### [What is being asked]
Pull every line of the entries that has the word "JSON".

[Extracted data entries]
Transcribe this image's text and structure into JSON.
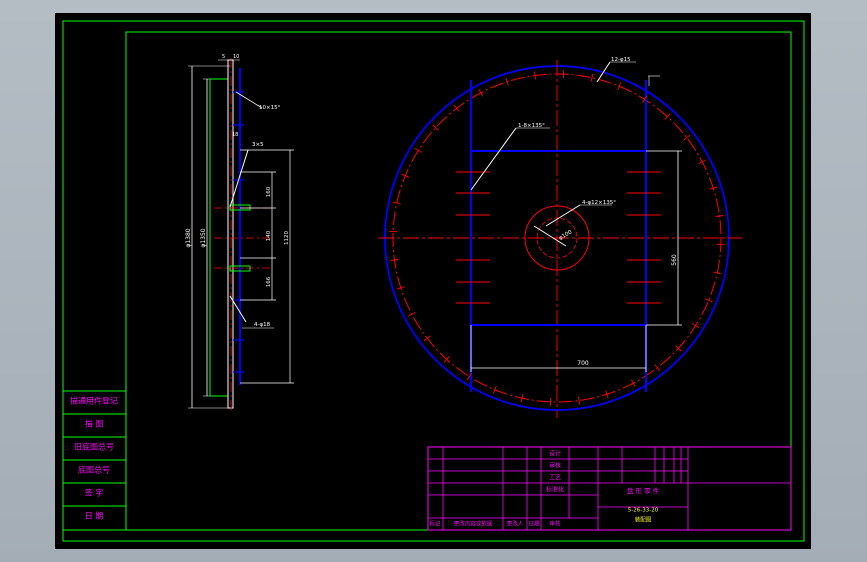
{
  "colors": {
    "background": "#000000",
    "frame": "#00ff00",
    "outline": "#ffffff",
    "geometry": "#0000ff",
    "centerline": "#ff0000",
    "dimension": "#ffffff",
    "annotation": "#ffff00",
    "title_block": "#ff00ff"
  },
  "side_view": {
    "dimensions": {
      "top_offset": "5",
      "top_gap": "10",
      "outer_diameter": "φ1380",
      "inner_diameter": "φ1350",
      "thickness": "18",
      "seg_a": "160",
      "seg_b": "140",
      "seg_c": "166",
      "height_total": "1120"
    },
    "callouts": {
      "top_right": "10×15°",
      "fillet": "3×5",
      "hole_note": "4-φ18"
    }
  },
  "front_view": {
    "callouts": {
      "rim_note": "12-φ15",
      "cross_note": "1-8×135°",
      "hub_note": "4-φ12×135°",
      "hub_diameter": "φ100"
    },
    "dimensions": {
      "frame_width": "700",
      "frame_height": "560"
    }
  },
  "left_tags": [
    "描通用件登记",
    "描 图",
    "旧底图总号",
    "底图总号",
    "签 字",
    "日 期"
  ],
  "title_block": {
    "right_labels": [
      "设计",
      "审核",
      "工艺",
      "标准化"
    ],
    "drawing_title": "盘 形 零 件",
    "drawing_code": "5-26-33-20",
    "drawing_name": "装配图",
    "bottom_labels": [
      "标记",
      "更改内容或依据",
      "更改人",
      "日期",
      "审核"
    ]
  }
}
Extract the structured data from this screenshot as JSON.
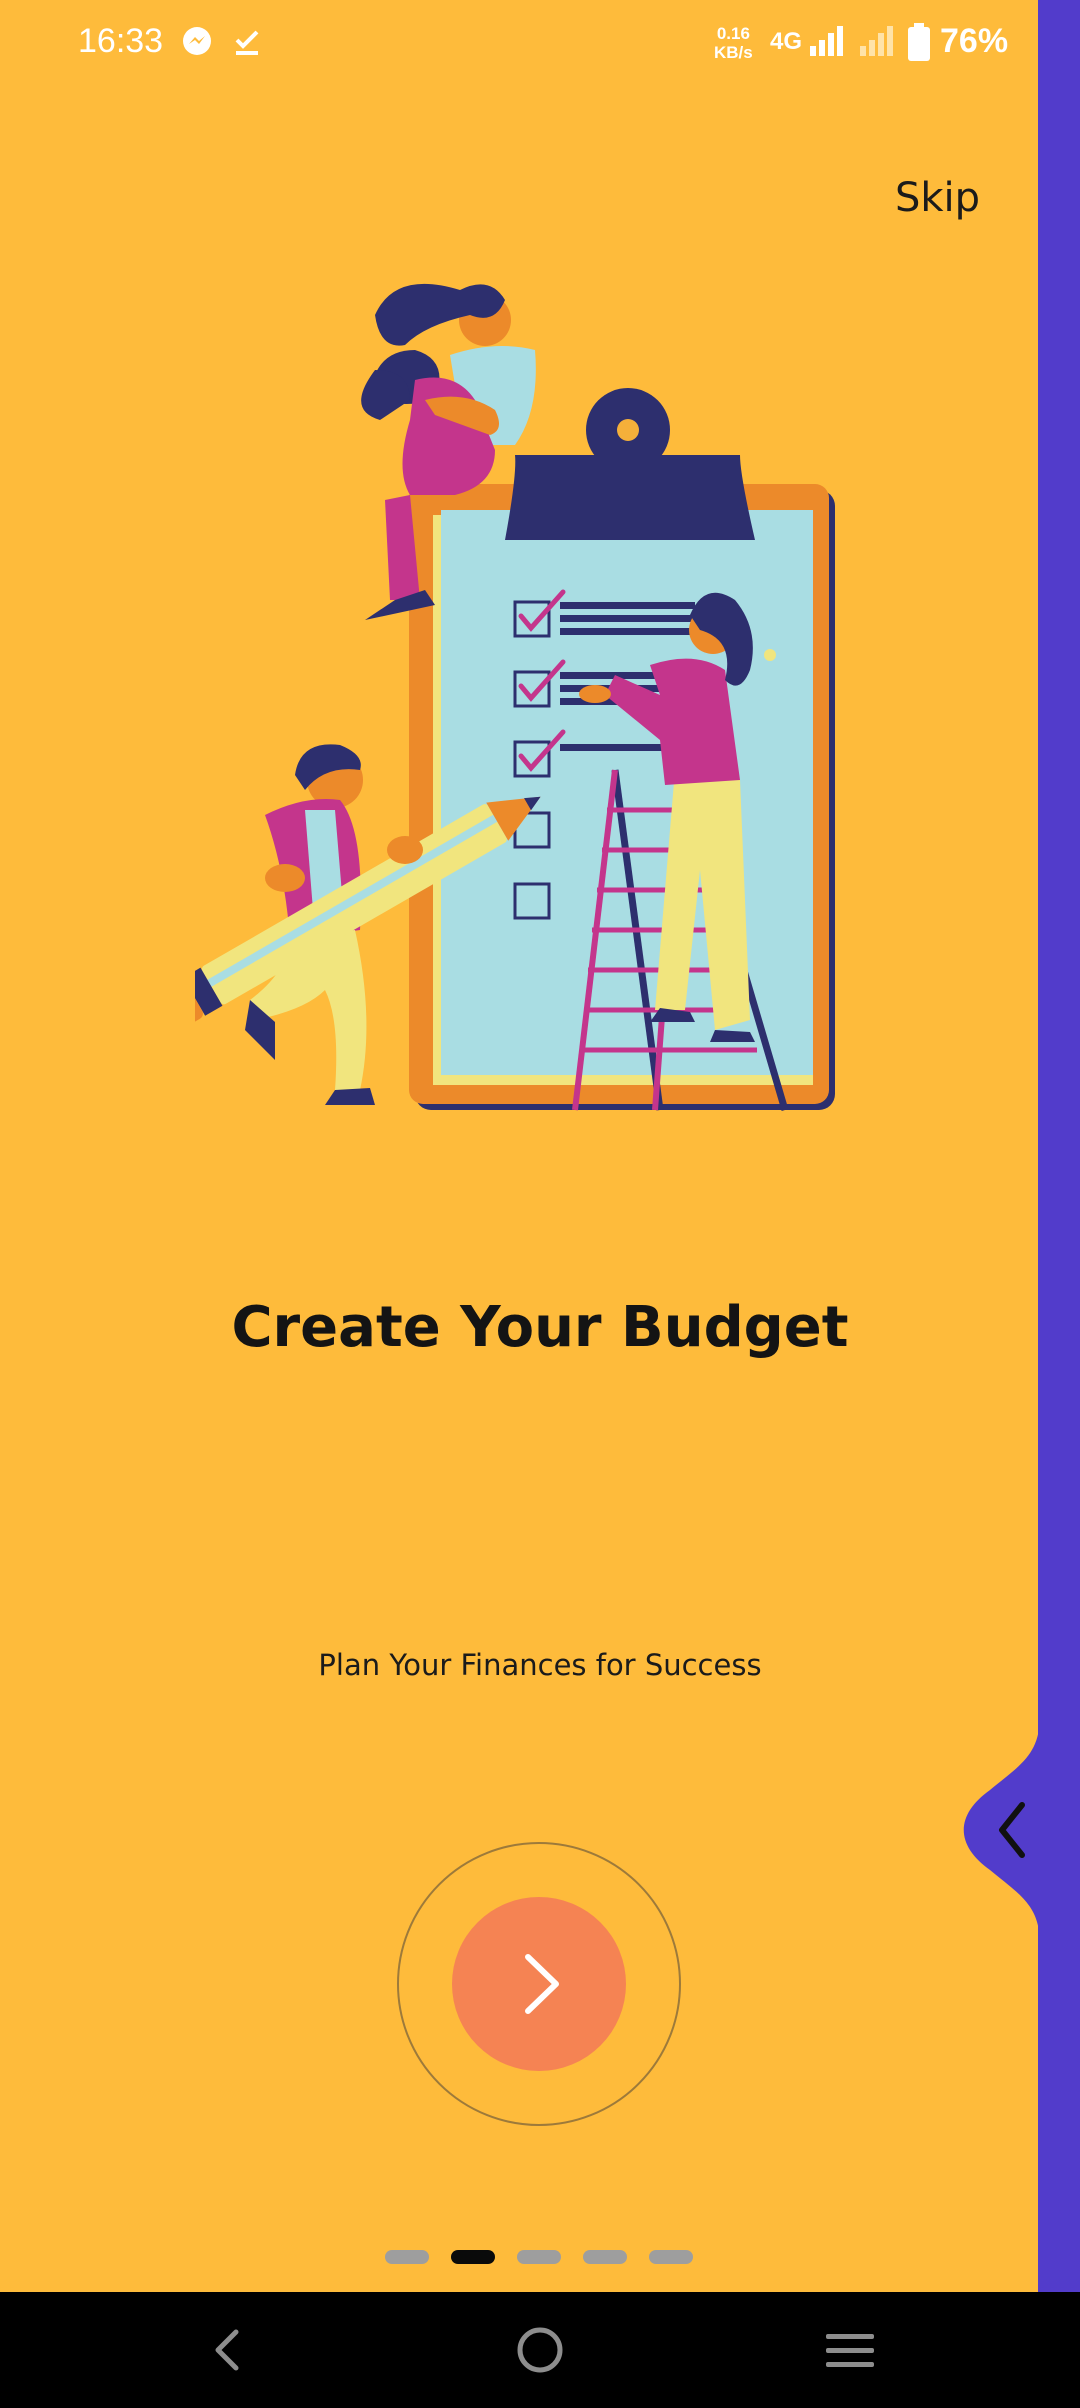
{
  "status_bar": {
    "time": "16:33",
    "net_speed_value": "0.16",
    "net_speed_unit": "KB/s",
    "network_type": "4G",
    "battery_percent": "76%",
    "icons": [
      "messenger-icon",
      "download-done-icon",
      "signal-icon",
      "signal-weak-icon",
      "battery-icon"
    ]
  },
  "onboarding": {
    "skip_label": "Skip",
    "title": "Create Your Budget",
    "subtitle": "Plan Your Finances for Success",
    "next_icon": "chevron-right-icon",
    "page_indicator": {
      "count": 5,
      "active_index": 1
    }
  },
  "side_panel": {
    "icon": "chevron-left-icon",
    "color": "#523CCB"
  },
  "colors": {
    "background": "#FEBB3B",
    "accent_button": "#F58353",
    "side_strip": "#523CCB",
    "dot_active": "#0a0a0a",
    "dot_inactive": "#9E9E9E"
  },
  "nav_bar": {
    "icons": [
      "back-icon",
      "home-icon",
      "menu-icon"
    ]
  }
}
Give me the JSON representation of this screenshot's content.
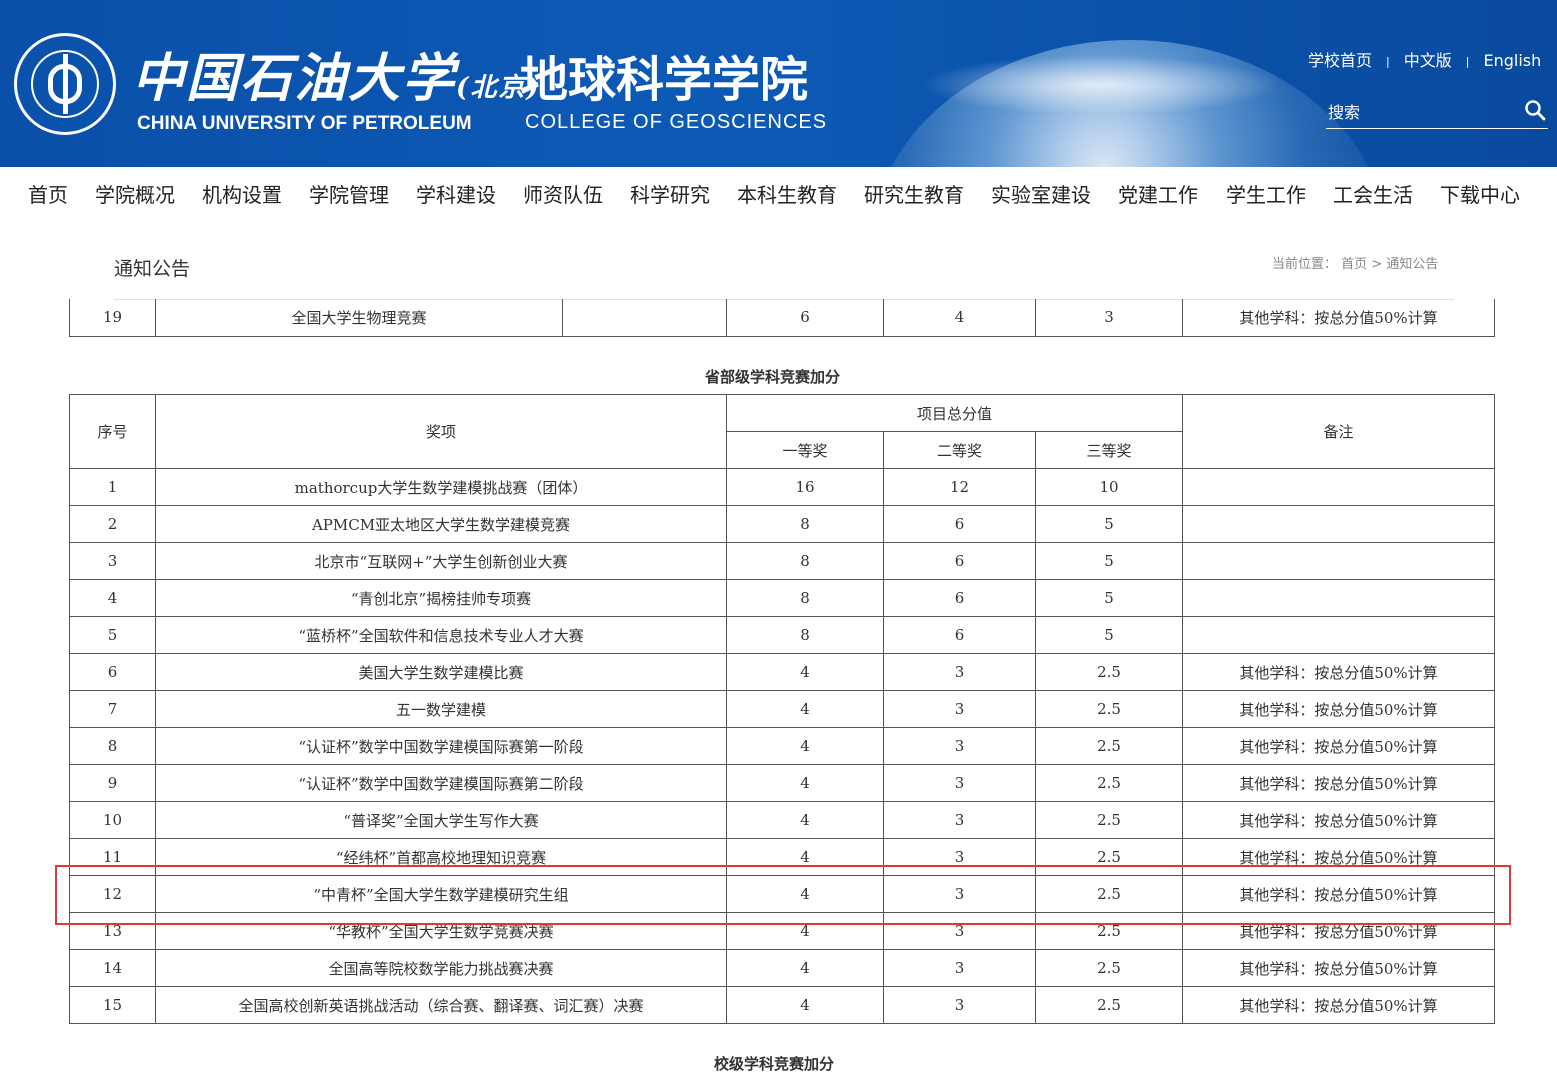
{
  "header": {
    "university_cn": "中国石油大学",
    "university_cn_suffix": "(北京)",
    "university_en": "CHINA UNIVERSITY OF PETROLEUM",
    "college_cn": "地球科学学院",
    "college_en": "COLLEGE OF GEOSCIENCES",
    "top_links": [
      "学校首页",
      "中文版",
      "English"
    ],
    "top_link_separator": "|",
    "search_placeholder": "搜索",
    "colors": {
      "header_bg": "#0c5ab6",
      "highlight": "#e5343a"
    }
  },
  "nav": {
    "items": [
      "首页",
      "学院概况",
      "机构设置",
      "学院管理",
      "学科建设",
      "师资队伍",
      "科学研究",
      "本科生教育",
      "研究生教育",
      "实验室建设",
      "党建工作",
      "学生工作",
      "工会生活",
      "下载中心"
    ]
  },
  "page": {
    "section_title": "通知公告",
    "breadcrumb_prefix": "当前位置：",
    "breadcrumb_home": "首页",
    "breadcrumb_sep": ">",
    "breadcrumb_current": "通知公告"
  },
  "prev_table": {
    "row": {
      "no": "19",
      "name": "全国大学生物理竞赛",
      "first": "6",
      "second": "4",
      "third": "3",
      "note": "其他学科：按总分值50%计算"
    }
  },
  "provincial_table": {
    "caption": "省部级学科竞赛加分",
    "headers": {
      "no": "序号",
      "name": "奖项",
      "total": "项目总分值",
      "first": "一等奖",
      "second": "二等奖",
      "third": "三等奖",
      "note": "备注"
    },
    "rows": [
      {
        "no": "1",
        "name": "mathorcup大学生数学建模挑战赛（团体）",
        "first": "16",
        "second": "12",
        "third": "10",
        "note": ""
      },
      {
        "no": "2",
        "name": "APMCM亚太地区大学生数学建模竞赛",
        "first": "8",
        "second": "6",
        "third": "5",
        "note": ""
      },
      {
        "no": "3",
        "name": "北京市“互联网+”大学生创新创业大赛",
        "first": "8",
        "second": "6",
        "third": "5",
        "note": ""
      },
      {
        "no": "4",
        "name": "“青创北京”揭榜挂帅专项赛",
        "first": "8",
        "second": "6",
        "third": "5",
        "note": ""
      },
      {
        "no": "5",
        "name": "“蓝桥杯”全国软件和信息技术专业人才大赛",
        "first": "8",
        "second": "6",
        "third": "5",
        "note": ""
      },
      {
        "no": "6",
        "name": "美国大学生数学建模比赛",
        "first": "4",
        "second": "3",
        "third": "2.5",
        "note": "其他学科：按总分值50%计算"
      },
      {
        "no": "7",
        "name": "五一数学建模",
        "first": "4",
        "second": "3",
        "third": "2.5",
        "note": "其他学科：按总分值50%计算"
      },
      {
        "no": "8",
        "name": "“认证杯”数学中国数学建模国际赛第一阶段",
        "first": "4",
        "second": "3",
        "third": "2.5",
        "note": "其他学科：按总分值50%计算"
      },
      {
        "no": "9",
        "name": "“认证杯”数学中国数学建模国际赛第二阶段",
        "first": "4",
        "second": "3",
        "third": "2.5",
        "note": "其他学科：按总分值50%计算"
      },
      {
        "no": "10",
        "name": "“普译奖”全国大学生写作大赛",
        "first": "4",
        "second": "3",
        "third": "2.5",
        "note": "其他学科：按总分值50%计算"
      },
      {
        "no": "11",
        "name": "“经纬杯”首都高校地理知识竞赛",
        "first": "4",
        "second": "3",
        "third": "2.5",
        "note": "其他学科：按总分值50%计算"
      },
      {
        "no": "12",
        "name": "“中青杯”全国大学生数学建模研究生组",
        "first": "4",
        "second": "3",
        "third": "2.5",
        "note": "其他学科：按总分值50%计算"
      },
      {
        "no": "13",
        "name": "“华教杯”全国大学生数学竞赛决赛",
        "first": "4",
        "second": "3",
        "third": "2.5",
        "note": "其他学科：按总分值50%计算"
      },
      {
        "no": "14",
        "name": "全国高等院校数学能力挑战赛决赛",
        "first": "4",
        "second": "3",
        "third": "2.5",
        "note": "其他学科：按总分值50%计算"
      },
      {
        "no": "15",
        "name": "全国高校创新英语挑战活动（综合赛、翻译赛、词汇赛）决赛",
        "first": "4",
        "second": "3",
        "third": "2.5",
        "note": "其他学科：按总分值50%计算"
      }
    ]
  },
  "school_table": {
    "caption": "校级学科竞赛加分"
  }
}
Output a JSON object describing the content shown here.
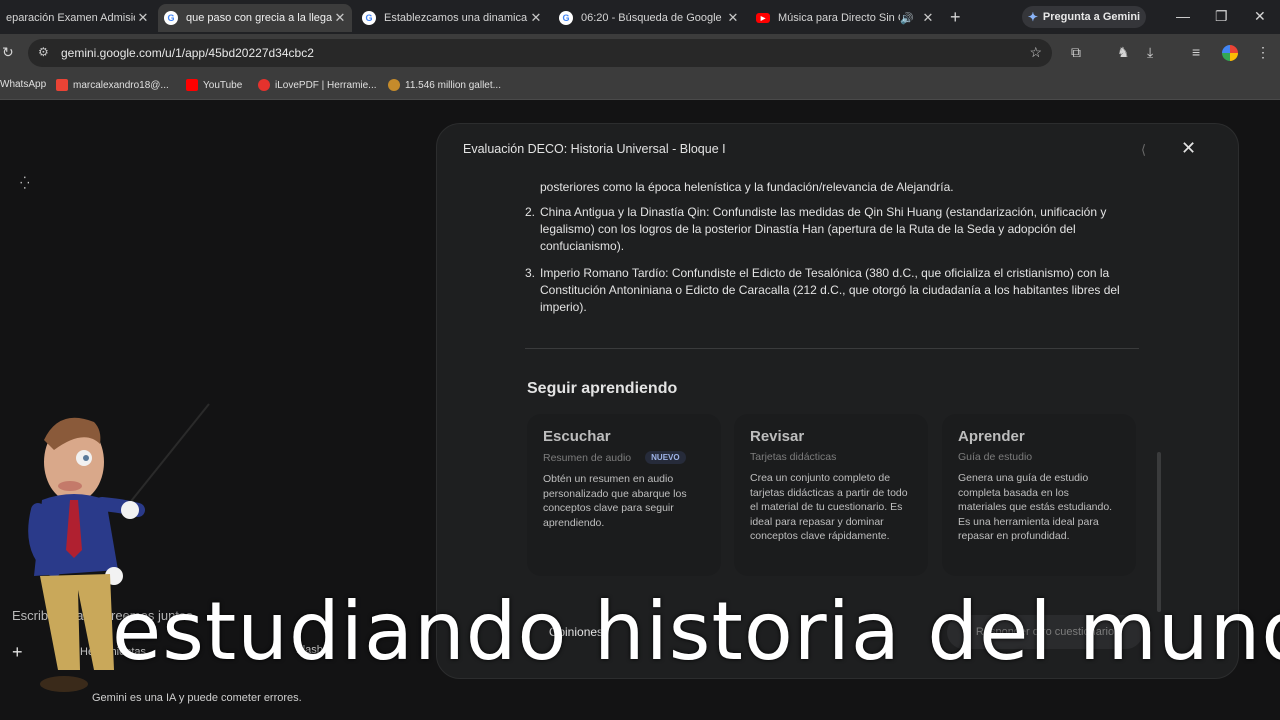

### [Problem solution]
Transcribe this image's text and structure into JSON.
Extract the structured data from this screenshot as JSON.
Give me the JSON representation of this screenshot's content.
Output a JSON object describing the content shown here.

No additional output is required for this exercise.